Jazz standards refer to popular musical compositions that are widely known and performed; so much so that they have become a standard part of the jazz music repertoire, also known as the “Great American Songbook.” While there is no official list of jazz standards, most of these classic songs were created between the 1920s and 60s for Broadway musicals and films. Since then, each standard has been performed and recorded countless times by a variety of artists. Jason and the band play classic standards “Summertime” and “Ain’t Misbehavin’” with a modern twist.
How Did Jazz Start?
Jazz is truly an American musical form—and many people consider it one of America’s best contributions to the world of music. Jazz first emerged about 100 years ago in the American south, most distinctly in New Orleans, Louisiana. This seaport city served as home to people of African, French, English, Caribbean, and other backgrounds. It became a melting pot for music from these many traditions. African American musicians fused elements of ragtime, blues, classical, and big brass band sounds to create this distinct new type of music.
Watch “Ain’t Misbehavin’.” Can you identify some of the instruments that saxophonist Casey Benjamin uses? The thing that is strapped around his neck is called a “keytar,” an instrument not even invented in the 1970s. And the reason his voice sounds like a robot is because he is singing through what’s called a “vocoder.” It’s a piece of electronic equipment used to give the human voice synthetic qualities. Musicians like Jason and Casey use modern instruments to create new and different ways of interpreting these classic songs.
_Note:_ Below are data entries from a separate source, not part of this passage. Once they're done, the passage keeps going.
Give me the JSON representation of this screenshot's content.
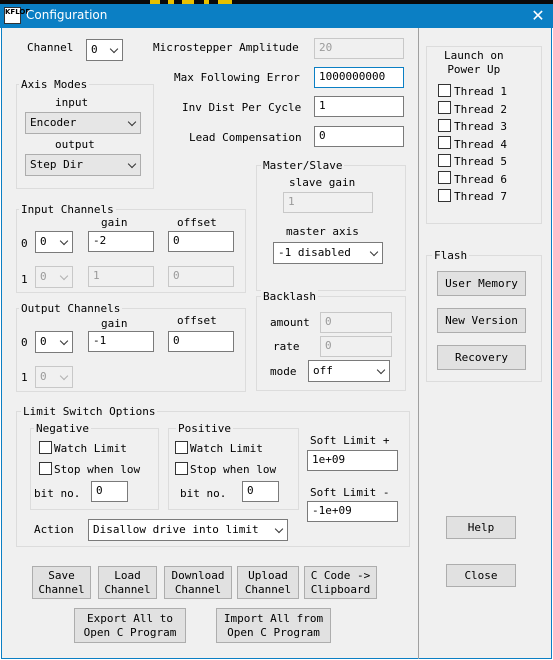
{
  "window": {
    "title": "Configuration",
    "close_glyph": "✕",
    "icon_text": "KFLOP"
  },
  "channel": {
    "label": "Channel",
    "value": "0"
  },
  "microstepper": {
    "label": "Microstepper Amplitude",
    "value": "20"
  },
  "max_following": {
    "label": "Max Following Error",
    "value": "1000000000"
  },
  "inv_dist": {
    "label": "Inv Dist Per Cycle",
    "value": "1"
  },
  "lead_comp": {
    "label": "Lead Compensation",
    "value": "0"
  },
  "axis_modes": {
    "title": "Axis Modes",
    "input_label": "input",
    "input_value": "Encoder",
    "output_label": "output",
    "output_value": "Step Dir"
  },
  "master_slave": {
    "title": "Master/Slave",
    "slave_gain_label": "slave gain",
    "slave_gain_value": "1",
    "master_axis_label": "master axis",
    "master_axis_value": "-1 disabled"
  },
  "input_channels": {
    "title": "Input Channels",
    "gain_header": "gain",
    "offset_header": "offset",
    "rows": [
      {
        "index": "0",
        "channel": "0",
        "gain": "-2",
        "offset": "0"
      },
      {
        "index": "1",
        "channel": "0",
        "gain": "1",
        "offset": "0"
      }
    ]
  },
  "output_channels": {
    "title": "Output Channels",
    "gain_header": "gain",
    "offset_header": "offset",
    "rows": [
      {
        "index": "0",
        "channel": "0",
        "gain": "-1",
        "offset": "0"
      },
      {
        "index": "1",
        "channel": "0"
      }
    ]
  },
  "backlash": {
    "title": "Backlash",
    "amount_label": "amount",
    "amount_value": "0",
    "rate_label": "rate",
    "rate_value": "0",
    "mode_label": "mode",
    "mode_value": "off"
  },
  "limit_switch": {
    "title": "Limit Switch Options",
    "negative": {
      "title": "Negative",
      "watch_label": "Watch Limit",
      "stop_label": "Stop when low",
      "bit_label": "bit no.",
      "bit_value": "0"
    },
    "positive": {
      "title": "Positive",
      "watch_label": "Watch Limit",
      "stop_label": "Stop when low",
      "bit_label": "bit no.",
      "bit_value": "0"
    },
    "soft_limit_pos_label": "Soft Limit +",
    "soft_limit_pos_value": "1e+09",
    "soft_limit_neg_label": "Soft Limit -",
    "soft_limit_neg_value": "-1e+09",
    "action_label": "Action",
    "action_value": "Disallow drive into limit"
  },
  "buttons": {
    "save": "Save\nChannel",
    "load": "Load\nChannel",
    "download": "Download\nChannel",
    "upload": "Upload\nChannel",
    "c_code": "C Code ->\nClipboard",
    "export": "Export All to\nOpen C Program",
    "import": "Import All from\nOpen C Program"
  },
  "launch": {
    "title": "Launch on\nPower Up",
    "threads": [
      "Thread 1",
      "Thread 2",
      "Thread 3",
      "Thread 4",
      "Thread 5",
      "Thread 6",
      "Thread 7"
    ]
  },
  "flash": {
    "title": "Flash",
    "user_memory": "User Memory",
    "new_version": "New Version",
    "recovery": "Recovery"
  },
  "side_buttons": {
    "help": "Help",
    "close": "Close"
  }
}
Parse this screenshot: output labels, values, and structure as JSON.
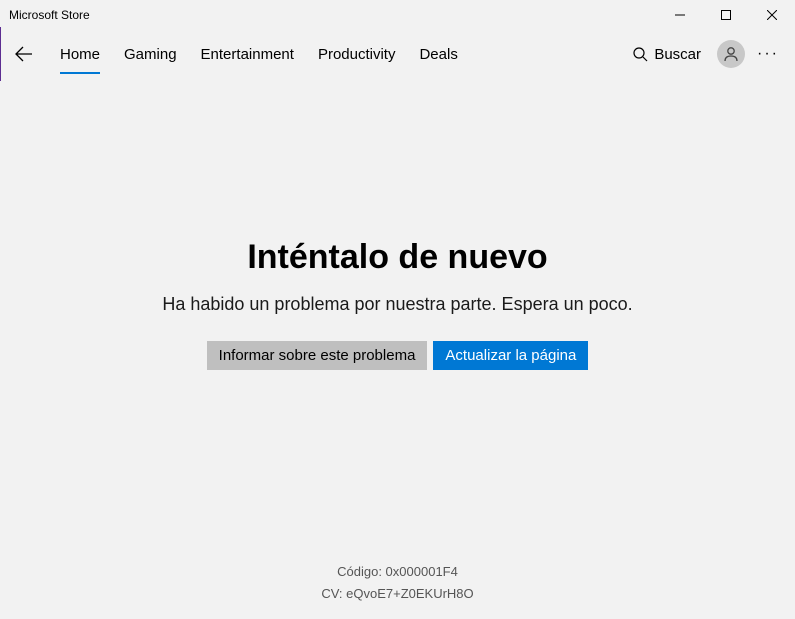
{
  "window": {
    "title": "Microsoft Store"
  },
  "nav": {
    "tabs": [
      {
        "label": "Home",
        "active": true
      },
      {
        "label": "Gaming",
        "active": false
      },
      {
        "label": "Entertainment",
        "active": false
      },
      {
        "label": "Productivity",
        "active": false
      },
      {
        "label": "Deals",
        "active": false
      }
    ],
    "search_label": "Buscar"
  },
  "error": {
    "title": "Inténtalo de nuevo",
    "message": "Ha habido un problema por nuestra parte. Espera un poco.",
    "report_label": "Informar sobre este problema",
    "refresh_label": "Actualizar la página"
  },
  "footer": {
    "code_label": "Código: 0x000001F4",
    "cv_label": "CV: eQvoE7+Z0EKUrH8O"
  }
}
- Pay attention to how the musicians interact with one another throughout a song. How do they respond to each other when improvising? When they take turns soloing?
- Try to identify the melody of the piece being played. Listen for how instruments play variations of the melody.
For The Educator
Jazz Through the Decades
After the first jazz recordings were made in 1917, jazz spread across the nation. It evolved over the decades, helped along by influential musicians. Among them, trumpeter Louis Armstrong (1920s) introduced improvised solos; Duke Ellington (1920s) popularized big band jazz; Benny Goodman and Count Basie (1930s and 40s) started people dancing to the upbeat sounds of swing; Charlie Parker (1940s) broke ground with a faster style called bebop; Miles Davis (1950s) influenced jazz first with his softer, complex “cool” style and then later in the 1960s with fusion jazz; and John Coltrane (1960s) helped pioneer jazz using sounds derived from half–steps called modal jazz.
Since then, artists like Jason Moran have continued to explore and expand the musical genre.
Here are some terms your students should know
fusion The blending of jazz with other musical styles
improvisation Making up music in the moment, either by performing completely original music or by modifying or changing music that already exists
soloing When a musician performs alone
syncopation Emphasizing a normally weak note in an unexpected place in a musical rhythm
Jason’s website. Learn more about the Artistic Advisor to Jazz’s background, and listen to more of his work.
A comprehensive list of jazz standards. Find out the history and origination behind these classics.
This site features content about the art form; from history and journalism, to a jazz encyclopedia.